  • Lucien Beauregard
    May 06, 2014 - 21:17

    Does the “good faith” argument have any merit? In it-self : No ! Because le Code Civil du Quebec doesn't allow a contract to be reopened. A contract is a contract ! However, in 1999, Hydro-Quebec and Nalcor made a Shareholder agreement which was by it -self a breach in the 1969 Contract. The Contract had been broken. Because of this pecedent, Quebec Judges are now allowed to make any other changes in the contract, this including the energy price.

  • Gobblygook
    September 21, 2013 - 13:28
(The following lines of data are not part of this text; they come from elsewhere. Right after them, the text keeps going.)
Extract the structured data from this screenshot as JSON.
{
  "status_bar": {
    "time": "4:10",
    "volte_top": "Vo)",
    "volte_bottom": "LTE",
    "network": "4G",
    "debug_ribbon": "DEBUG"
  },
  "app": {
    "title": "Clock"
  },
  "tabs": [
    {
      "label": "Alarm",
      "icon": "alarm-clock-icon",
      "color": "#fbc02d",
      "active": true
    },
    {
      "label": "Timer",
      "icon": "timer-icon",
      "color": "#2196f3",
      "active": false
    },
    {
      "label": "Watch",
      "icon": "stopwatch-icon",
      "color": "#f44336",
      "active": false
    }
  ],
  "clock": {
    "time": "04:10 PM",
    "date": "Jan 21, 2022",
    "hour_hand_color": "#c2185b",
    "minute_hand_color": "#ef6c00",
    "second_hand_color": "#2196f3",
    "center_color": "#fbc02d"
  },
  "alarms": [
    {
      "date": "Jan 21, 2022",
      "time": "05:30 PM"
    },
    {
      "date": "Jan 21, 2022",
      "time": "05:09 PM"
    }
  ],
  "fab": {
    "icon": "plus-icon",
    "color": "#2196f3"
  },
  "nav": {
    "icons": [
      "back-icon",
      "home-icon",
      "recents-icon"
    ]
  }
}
    Obviously if the lawyers within Nalcor leave Martin to comment directly on the law, the good faith has little merit. If it did Gilbert Bennet would be all mouth about it. HQ has acted in just as good faith toward NL as Nalcor has toward Labrador people. What we will see soon is a collusion between our pig-iron-willed patsy come lately premiers, some unholy alliance that puts Labrador in worse shape after the megameal of contracts is over. All this was engineered to force NL power through quebec, same pipeline tactics, as transmission tactics. Next big one after christmas will be all the problems with ,aritime link. It is a script.